To the contrary, she claims to have “left a good job in the city”, because that lifestyle seemingly proved too routine for her liking.
Where the subject does find excitement though is upon “rolling on the river”. That phrase, as rendered by Tina (and Ike) Turner, can be considered one of the most-famous in rock music history.
But it should be noted that within the context of this narrative, it is both literal and symbolic. That is to say that upon ditching the man, the vocalist, who resides in the New Orleans area, decides to jump on “the riverboat queen”, which is a name used for boats that sail on the Mississippi River. And it takes her to “the good side of the city”, “down… the river” to a place where, as implied in the fifth verse, the people are so cool that you can chill there even without money.
“Big wheel keep on turning
Proud Mary keep on burning
And we’re rolling (rolling)
Rolling, yeah (rolling)
Rolling on the river (rolling on the river)”
With that said, it should be pointed out that “Proud Mary” doesn’t appear to be the name of the character the vocalist is portraying. Instead, it is the moniker given to the aforementioned riverboat.
So when Tina gets to exclaiming “Proud Mary keeps on burning”, that would be a reference to the boat’s steam engine, which is empowering the vocalist and likeminded individuals to ‘roll on the river’.
So we can conclude by saying that this is an idyllic song centered on the notion of breaking away from the 9 to 5 cycle and into a more edifying life. John Fogerty is from California, not the Deep South, but perhaps he knows of some places within the latter that are really carefree like that. But more logically it would appear that he is speaking to an ideology, i.e. the “Proud Mary” ultimately symbolizing an escape from the rat race.
A Personal Comment

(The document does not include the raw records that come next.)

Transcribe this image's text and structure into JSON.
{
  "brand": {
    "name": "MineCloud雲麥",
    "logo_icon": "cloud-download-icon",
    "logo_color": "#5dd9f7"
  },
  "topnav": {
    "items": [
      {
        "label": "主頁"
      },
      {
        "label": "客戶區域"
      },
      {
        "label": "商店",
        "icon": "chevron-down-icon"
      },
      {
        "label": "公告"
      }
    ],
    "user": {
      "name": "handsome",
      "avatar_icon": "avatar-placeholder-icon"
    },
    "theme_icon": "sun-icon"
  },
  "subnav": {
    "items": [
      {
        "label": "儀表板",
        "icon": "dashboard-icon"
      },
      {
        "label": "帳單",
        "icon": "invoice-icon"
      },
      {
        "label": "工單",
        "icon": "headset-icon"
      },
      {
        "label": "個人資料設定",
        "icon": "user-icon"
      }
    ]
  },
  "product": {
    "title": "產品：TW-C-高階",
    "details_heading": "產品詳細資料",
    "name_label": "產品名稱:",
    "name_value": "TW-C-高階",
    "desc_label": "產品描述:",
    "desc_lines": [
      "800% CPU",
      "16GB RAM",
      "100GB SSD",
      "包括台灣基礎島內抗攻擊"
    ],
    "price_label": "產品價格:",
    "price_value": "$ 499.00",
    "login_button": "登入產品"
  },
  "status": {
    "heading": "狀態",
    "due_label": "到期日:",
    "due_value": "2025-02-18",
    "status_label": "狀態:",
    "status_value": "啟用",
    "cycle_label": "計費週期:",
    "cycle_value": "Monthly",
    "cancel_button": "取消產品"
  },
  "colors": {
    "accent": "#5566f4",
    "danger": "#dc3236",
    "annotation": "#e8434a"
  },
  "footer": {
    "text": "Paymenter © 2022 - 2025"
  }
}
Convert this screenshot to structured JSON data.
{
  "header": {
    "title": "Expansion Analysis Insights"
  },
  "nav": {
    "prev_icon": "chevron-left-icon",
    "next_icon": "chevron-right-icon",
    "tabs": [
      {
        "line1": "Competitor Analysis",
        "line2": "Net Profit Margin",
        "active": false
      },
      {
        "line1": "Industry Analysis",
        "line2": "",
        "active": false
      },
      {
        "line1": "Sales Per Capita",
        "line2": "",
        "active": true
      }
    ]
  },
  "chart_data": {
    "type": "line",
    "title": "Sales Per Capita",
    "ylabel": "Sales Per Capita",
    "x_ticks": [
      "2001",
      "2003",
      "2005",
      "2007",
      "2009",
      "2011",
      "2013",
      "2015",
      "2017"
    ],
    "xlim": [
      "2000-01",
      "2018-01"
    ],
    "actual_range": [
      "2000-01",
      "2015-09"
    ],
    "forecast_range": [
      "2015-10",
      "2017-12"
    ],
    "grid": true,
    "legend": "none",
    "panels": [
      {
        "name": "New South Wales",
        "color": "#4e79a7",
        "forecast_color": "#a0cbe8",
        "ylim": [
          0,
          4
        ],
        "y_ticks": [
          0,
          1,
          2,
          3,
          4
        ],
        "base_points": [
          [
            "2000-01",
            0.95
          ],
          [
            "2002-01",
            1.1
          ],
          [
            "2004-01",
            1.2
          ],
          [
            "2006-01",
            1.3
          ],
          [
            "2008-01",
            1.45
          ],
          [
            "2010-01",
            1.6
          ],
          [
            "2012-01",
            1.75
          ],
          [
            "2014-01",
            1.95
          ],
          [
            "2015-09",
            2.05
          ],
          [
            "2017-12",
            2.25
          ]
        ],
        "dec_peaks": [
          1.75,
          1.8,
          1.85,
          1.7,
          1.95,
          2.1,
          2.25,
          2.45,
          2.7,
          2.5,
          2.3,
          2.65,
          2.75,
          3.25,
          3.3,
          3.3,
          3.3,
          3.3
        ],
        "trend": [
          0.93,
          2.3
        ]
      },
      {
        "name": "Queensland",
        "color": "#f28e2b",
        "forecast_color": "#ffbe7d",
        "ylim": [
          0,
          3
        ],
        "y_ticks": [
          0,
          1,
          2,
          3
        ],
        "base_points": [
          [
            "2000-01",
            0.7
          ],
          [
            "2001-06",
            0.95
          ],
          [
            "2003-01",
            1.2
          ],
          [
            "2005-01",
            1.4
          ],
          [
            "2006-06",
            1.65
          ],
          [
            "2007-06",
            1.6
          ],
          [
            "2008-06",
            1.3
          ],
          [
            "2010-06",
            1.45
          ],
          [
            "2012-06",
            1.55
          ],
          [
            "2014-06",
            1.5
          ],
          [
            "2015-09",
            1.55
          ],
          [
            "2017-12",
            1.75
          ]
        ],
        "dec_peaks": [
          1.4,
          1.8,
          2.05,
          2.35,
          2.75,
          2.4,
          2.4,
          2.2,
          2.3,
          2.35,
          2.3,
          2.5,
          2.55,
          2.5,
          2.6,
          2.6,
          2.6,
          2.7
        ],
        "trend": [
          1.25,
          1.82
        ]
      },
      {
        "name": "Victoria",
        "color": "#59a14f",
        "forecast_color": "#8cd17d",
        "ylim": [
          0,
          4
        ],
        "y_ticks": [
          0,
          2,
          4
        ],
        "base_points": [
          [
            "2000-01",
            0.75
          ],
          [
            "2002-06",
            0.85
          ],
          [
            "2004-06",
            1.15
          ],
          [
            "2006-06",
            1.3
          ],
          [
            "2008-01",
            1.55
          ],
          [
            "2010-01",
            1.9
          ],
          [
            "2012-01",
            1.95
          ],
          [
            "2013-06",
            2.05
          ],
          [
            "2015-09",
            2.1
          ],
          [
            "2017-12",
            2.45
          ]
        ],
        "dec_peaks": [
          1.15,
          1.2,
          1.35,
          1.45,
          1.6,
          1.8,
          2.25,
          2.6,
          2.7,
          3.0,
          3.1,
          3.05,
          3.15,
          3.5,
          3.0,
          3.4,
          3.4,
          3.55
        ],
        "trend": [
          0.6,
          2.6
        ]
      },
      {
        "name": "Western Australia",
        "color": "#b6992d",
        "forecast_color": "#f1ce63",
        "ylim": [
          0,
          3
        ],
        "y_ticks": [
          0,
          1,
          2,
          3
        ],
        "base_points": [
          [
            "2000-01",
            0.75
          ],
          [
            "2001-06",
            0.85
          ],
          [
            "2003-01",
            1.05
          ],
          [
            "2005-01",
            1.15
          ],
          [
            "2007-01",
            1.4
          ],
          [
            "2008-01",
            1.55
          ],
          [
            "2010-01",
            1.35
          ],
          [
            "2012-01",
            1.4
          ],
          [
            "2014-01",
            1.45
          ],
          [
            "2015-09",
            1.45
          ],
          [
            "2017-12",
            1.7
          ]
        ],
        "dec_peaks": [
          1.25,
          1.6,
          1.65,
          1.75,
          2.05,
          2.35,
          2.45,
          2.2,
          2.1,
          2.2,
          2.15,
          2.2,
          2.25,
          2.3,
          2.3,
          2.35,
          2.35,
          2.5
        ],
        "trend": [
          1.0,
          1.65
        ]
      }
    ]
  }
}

I would like to use this opportunity to express my gratitude to Tina Turner for graciously sharing her extraordinary talent, infectious energy, and unwavering determination with the world. Throughout my teenage years and beyond, her music has accompanied countless joyous moments in my life. I am fortunate to have lived during her lifetime and experienced the impact she made on humanity. THANK YOU! May she find eternal peace.